The endoplasmic reticulum (ER) is a network of membranes that helps process molecules such as proteins and lipids in a cell. Specifically this organelle is a folded series of membrane spaces where cellular components, including proteins and lipids, are made. It consists of smooth endoplasmic reticulum (smooth ER), which lacks ribosomes, and rough endoplasmic reticulum (rough ER), which has attached ribosomes, hence their appearance and names. A ribosome is a small cellular structure composed of RNA and protein that constructs proteins based on the instructions provided by DNA. The Golgi apparatus is a series of membrane stacks that attaches chemical markers to molecules produced in the endoplasmic reticulum in order to transport the molecules to their places inside or outside a cell.
The endoplasmic reticulum (ER) helps make proteins. Smooth ER does not have ribosomes, while rough ER does. Ribosomes are structures that construct the protein based on the message in messenger RNA.
The Golgi apparatus is a series of stacked membranes that helps direct molecules to their correct destinations by attaching chemical markers to them.
Cells also contain many other structures. The cells of animals include a type of organelle called a lysosome (an organelle that digests bacteria that enter a cell, eliminates toxins, and recycles worn cell materials), large protein complexes, and structures related to cell division, such as centrioles. A centriole is a structure that coordinates formation of microtubules found in pairs near the nucleus. A centrosome coordinates the formation of microtubules, which allows cell division to proceed during reproduction. The cells of plants contain a large central vacuole, a large membranous sac that plays an important role in storage and plant cell growth. These structures are all suspended in the cytosol of the cytoplasm, which is the aqueous fluid that fills the cytoplasm inside the cell. The cytoplasm is surrounded by the cell membrane, which encloses the cell and controls transport of materials into and out of the cell.
All eukaryotic cells share certain characteristics. They are surrounded by a cell membrane and have many of the same organelles. Some organelles, however, are found only in animal cells while others occur only in plant cells.

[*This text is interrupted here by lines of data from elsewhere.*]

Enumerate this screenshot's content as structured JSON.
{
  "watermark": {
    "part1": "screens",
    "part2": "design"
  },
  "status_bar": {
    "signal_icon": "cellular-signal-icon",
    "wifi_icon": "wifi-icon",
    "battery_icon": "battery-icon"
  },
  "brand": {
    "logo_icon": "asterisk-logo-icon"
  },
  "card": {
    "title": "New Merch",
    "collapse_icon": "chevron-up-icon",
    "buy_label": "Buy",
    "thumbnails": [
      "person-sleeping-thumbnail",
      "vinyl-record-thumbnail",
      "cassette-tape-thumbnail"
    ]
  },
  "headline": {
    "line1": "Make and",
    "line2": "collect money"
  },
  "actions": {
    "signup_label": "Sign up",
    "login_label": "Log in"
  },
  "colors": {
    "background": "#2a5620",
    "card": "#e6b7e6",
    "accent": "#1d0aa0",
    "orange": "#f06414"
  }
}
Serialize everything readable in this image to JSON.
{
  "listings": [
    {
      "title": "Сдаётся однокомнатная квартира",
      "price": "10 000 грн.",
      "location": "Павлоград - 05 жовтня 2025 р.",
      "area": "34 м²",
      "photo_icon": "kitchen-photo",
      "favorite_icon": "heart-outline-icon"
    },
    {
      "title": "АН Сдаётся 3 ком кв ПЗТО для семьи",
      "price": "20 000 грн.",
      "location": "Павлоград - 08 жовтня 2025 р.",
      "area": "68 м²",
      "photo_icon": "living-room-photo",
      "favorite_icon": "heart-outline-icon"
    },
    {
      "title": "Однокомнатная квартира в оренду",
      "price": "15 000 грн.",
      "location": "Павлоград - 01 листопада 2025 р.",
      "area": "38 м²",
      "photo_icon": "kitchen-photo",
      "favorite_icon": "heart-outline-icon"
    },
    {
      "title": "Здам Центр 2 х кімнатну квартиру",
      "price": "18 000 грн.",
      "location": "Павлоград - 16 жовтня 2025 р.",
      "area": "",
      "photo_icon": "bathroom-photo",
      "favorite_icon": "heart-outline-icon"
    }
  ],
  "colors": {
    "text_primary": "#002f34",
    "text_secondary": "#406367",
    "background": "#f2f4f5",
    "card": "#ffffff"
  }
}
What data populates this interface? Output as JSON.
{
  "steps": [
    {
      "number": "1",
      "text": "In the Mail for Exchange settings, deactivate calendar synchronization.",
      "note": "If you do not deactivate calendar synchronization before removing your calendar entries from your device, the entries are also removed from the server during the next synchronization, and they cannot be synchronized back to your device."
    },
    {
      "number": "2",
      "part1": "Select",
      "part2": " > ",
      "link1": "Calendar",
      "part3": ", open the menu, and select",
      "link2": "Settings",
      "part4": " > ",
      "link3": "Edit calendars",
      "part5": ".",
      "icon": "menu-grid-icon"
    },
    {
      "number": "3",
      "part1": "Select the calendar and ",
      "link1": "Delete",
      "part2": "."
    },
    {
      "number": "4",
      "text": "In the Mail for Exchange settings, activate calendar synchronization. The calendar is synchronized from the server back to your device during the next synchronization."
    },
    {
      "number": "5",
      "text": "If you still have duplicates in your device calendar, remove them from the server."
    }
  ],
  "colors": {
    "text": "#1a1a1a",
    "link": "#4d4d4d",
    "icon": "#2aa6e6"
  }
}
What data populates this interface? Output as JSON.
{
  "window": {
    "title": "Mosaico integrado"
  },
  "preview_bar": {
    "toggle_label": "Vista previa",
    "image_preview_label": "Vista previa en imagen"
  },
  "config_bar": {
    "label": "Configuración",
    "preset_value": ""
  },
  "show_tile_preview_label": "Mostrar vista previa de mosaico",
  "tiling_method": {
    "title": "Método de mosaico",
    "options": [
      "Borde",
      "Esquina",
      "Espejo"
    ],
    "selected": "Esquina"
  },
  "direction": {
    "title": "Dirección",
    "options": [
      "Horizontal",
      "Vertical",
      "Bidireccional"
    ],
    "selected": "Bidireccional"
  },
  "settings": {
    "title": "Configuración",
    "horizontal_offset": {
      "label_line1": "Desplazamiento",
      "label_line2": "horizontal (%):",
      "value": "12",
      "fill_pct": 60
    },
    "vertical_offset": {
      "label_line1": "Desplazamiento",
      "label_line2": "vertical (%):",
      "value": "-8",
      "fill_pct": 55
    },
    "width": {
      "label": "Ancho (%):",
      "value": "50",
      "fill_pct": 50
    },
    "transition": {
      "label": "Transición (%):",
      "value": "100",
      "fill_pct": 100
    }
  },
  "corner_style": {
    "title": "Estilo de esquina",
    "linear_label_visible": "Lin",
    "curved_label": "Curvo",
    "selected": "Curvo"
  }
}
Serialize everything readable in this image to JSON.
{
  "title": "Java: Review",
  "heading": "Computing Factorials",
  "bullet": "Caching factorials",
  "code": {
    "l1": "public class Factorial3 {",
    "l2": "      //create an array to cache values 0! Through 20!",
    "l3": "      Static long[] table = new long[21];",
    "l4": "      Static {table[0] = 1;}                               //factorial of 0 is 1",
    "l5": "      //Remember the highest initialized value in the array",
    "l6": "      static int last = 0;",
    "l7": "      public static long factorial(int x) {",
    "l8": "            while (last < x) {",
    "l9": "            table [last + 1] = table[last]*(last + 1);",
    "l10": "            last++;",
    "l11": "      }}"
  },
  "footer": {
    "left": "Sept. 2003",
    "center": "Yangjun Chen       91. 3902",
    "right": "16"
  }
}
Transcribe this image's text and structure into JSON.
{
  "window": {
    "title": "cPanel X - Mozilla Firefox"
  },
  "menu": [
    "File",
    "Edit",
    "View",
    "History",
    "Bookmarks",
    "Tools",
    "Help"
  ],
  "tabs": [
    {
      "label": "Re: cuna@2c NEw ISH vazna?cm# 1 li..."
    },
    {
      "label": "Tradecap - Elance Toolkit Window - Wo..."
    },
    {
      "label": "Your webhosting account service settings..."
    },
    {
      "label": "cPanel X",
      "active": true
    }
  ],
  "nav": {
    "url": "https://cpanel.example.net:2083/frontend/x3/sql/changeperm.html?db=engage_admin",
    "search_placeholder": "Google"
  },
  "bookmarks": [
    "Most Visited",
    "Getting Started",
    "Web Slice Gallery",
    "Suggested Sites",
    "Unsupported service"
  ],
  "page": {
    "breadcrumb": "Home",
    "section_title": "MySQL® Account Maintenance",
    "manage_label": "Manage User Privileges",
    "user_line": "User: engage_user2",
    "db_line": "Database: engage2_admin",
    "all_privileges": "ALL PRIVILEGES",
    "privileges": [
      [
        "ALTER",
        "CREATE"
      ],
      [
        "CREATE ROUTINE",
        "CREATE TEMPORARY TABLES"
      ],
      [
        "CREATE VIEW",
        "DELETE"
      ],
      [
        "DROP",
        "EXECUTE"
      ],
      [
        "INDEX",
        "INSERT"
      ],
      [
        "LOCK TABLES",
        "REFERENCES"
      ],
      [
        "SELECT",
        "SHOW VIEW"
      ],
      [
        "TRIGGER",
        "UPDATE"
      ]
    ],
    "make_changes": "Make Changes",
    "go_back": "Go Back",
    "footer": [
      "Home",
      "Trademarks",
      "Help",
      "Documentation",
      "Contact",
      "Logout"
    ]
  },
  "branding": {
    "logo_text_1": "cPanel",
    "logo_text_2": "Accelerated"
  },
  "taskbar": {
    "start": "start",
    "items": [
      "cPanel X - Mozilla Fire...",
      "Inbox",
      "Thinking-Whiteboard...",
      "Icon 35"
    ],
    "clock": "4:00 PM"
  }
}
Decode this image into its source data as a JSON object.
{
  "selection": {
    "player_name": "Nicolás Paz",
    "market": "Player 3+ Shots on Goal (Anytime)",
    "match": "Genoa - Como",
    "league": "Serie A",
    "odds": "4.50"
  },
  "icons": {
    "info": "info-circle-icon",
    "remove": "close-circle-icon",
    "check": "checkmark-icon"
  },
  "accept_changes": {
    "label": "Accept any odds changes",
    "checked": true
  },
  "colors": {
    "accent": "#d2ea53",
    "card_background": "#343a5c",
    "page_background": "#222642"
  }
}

Cell Structures and Their Functions in Eukaryotic Cells

Organelle Description Animal Cells Plant Cells
Cell membrane Controls the passage of substances entering or leaving the cell
Cell wall Provides structural support for the plant cell
Central vacuole Stores water and inorganic ions inside the plant cell
Centrosome (contains a pair of centrioles) Organizes microtubules; will ultimately form the poles of the mitotic spindle during the cell cycle
Chloroplast Converts sunlight energy to chemical energy during photosynthesis in the plant cell
Cytoplasm Serves as the cell's internal environment for all of the organelles
Endoplasmic reticulum Synthesizes lipids, makes proteins by means of the ribosomes that it contains, and detoxifies drugs or poisons
Golgi apparatus Prepares the lipids and proteins made in the endoplasmic reticulum for transport
Mitochondrion Performs the Kreb's citric acid cycle and oxidative phosphorylation to produce ATP
Nucleus Directs the cell's functions and its division; contains most of the cell's DNA
Ribosome Translates messenger RNA (mRNA) into protein

Eukaryotic cells contain many structures to carry out life processes. A few are unique according to the type of organism, such as plant or animal cells.